Protests erupted in Italy on Friday as one of the most stringent anti-coronavirus measures in Europe went into effect, requiring all workers, from magistrates to maids, to show a health pass to get into their place of employment.
Police were out in force, schools were closing early and embassies issued warnings of possible violence amid concerns that anti-vaccination demonstrations could turn violent, as they did in Rome over the weekend.
Protests by port workers in Genoa and Trieste threatened to affect commercial activities, but early reports suggested the ports were operational. Protesters shouted “Liberta" (Freedom) in a largely peaceful demonstration in Florence.

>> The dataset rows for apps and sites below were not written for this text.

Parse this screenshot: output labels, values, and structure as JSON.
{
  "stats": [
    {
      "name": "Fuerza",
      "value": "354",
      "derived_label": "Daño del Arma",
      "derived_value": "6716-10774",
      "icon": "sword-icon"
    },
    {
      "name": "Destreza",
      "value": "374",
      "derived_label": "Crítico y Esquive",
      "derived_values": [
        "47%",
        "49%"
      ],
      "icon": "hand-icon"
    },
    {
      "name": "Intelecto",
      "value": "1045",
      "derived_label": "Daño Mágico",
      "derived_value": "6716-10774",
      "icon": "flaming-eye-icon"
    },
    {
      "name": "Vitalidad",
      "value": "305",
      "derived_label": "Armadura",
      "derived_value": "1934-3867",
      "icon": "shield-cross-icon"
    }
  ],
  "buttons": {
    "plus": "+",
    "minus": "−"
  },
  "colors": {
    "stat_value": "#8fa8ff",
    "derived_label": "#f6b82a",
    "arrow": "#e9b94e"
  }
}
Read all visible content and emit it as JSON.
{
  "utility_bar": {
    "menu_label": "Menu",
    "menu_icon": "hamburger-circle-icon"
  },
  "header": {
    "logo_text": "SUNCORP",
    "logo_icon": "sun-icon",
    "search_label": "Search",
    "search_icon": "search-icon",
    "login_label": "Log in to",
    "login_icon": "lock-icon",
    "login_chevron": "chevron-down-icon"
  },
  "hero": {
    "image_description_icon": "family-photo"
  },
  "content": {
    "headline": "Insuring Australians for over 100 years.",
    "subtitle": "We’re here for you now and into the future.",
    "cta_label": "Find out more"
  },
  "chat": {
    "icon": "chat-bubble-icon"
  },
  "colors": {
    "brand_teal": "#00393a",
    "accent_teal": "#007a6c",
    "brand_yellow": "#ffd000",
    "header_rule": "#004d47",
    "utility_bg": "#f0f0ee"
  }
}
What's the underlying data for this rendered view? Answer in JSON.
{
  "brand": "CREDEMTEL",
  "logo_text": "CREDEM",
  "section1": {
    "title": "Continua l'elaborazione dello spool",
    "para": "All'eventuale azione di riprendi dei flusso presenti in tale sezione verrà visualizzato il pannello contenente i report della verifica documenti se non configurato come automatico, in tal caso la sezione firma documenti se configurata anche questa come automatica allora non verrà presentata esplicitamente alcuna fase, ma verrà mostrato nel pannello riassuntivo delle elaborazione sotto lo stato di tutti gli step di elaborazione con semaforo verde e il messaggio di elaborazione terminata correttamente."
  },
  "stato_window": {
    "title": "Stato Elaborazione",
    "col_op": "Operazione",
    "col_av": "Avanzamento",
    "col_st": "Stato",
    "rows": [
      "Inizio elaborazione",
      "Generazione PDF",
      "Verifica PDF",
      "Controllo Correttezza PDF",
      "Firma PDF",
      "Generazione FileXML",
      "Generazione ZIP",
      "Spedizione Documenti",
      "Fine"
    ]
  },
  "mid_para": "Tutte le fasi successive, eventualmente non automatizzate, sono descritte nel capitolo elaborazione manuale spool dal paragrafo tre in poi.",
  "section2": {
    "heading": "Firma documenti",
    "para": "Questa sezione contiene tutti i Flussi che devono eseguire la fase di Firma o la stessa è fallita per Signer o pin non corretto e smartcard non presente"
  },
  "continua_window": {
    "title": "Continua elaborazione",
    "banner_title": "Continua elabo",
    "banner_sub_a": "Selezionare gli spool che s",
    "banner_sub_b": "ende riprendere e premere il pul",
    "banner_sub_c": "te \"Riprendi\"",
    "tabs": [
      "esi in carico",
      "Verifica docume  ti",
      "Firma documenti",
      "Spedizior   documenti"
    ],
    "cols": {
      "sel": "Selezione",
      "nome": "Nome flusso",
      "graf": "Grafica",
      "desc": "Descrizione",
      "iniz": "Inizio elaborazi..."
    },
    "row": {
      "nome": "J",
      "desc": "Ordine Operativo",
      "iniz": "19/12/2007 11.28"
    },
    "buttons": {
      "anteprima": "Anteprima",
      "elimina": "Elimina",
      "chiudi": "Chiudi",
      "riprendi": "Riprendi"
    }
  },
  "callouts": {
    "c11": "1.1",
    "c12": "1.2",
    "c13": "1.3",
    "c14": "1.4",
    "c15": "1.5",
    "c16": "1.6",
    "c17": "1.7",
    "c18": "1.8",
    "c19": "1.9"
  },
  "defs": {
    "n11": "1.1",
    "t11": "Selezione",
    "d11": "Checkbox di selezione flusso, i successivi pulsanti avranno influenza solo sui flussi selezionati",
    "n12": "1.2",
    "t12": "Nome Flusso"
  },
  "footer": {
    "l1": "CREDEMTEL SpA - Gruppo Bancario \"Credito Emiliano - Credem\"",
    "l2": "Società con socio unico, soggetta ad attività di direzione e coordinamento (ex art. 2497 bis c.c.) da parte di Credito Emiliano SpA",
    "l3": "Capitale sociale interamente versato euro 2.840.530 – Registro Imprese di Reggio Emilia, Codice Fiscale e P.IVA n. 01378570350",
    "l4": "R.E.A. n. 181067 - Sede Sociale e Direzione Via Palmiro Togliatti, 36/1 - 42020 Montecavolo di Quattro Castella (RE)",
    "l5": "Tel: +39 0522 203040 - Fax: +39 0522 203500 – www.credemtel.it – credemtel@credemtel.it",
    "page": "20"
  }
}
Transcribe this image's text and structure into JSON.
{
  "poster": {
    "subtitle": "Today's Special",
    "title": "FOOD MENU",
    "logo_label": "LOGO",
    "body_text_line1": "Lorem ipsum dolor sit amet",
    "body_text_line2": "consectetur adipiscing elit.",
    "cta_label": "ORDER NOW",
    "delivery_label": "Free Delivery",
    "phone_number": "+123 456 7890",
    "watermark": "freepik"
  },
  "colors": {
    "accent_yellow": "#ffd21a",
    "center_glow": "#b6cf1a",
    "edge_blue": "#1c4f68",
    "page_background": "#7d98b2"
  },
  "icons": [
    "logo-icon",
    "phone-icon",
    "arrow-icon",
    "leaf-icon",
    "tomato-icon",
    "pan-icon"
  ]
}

The so-called “Green Pass” shows proof of vaccination, a recent negative test or of having recovered from COVID-19 in the past six months. Italy has required it to access all sorts of indoor activities for weeks, including dining , visiting museums and theaters and on long-distance trains.
But the addition of the workplace requirement has sparked heated debate and opposition in the onetime epicenter of the outbreak, where vaccination rates are nevertheless among the highest in Europe and where even the latest delta variant-fueled resurgence has been kept largely under control.
Not even the Vatican was spared: Three Swiss Guards quit and another three were suspended after they refused to get vaccinated before the Vatican's Green Pass requirement went into effect.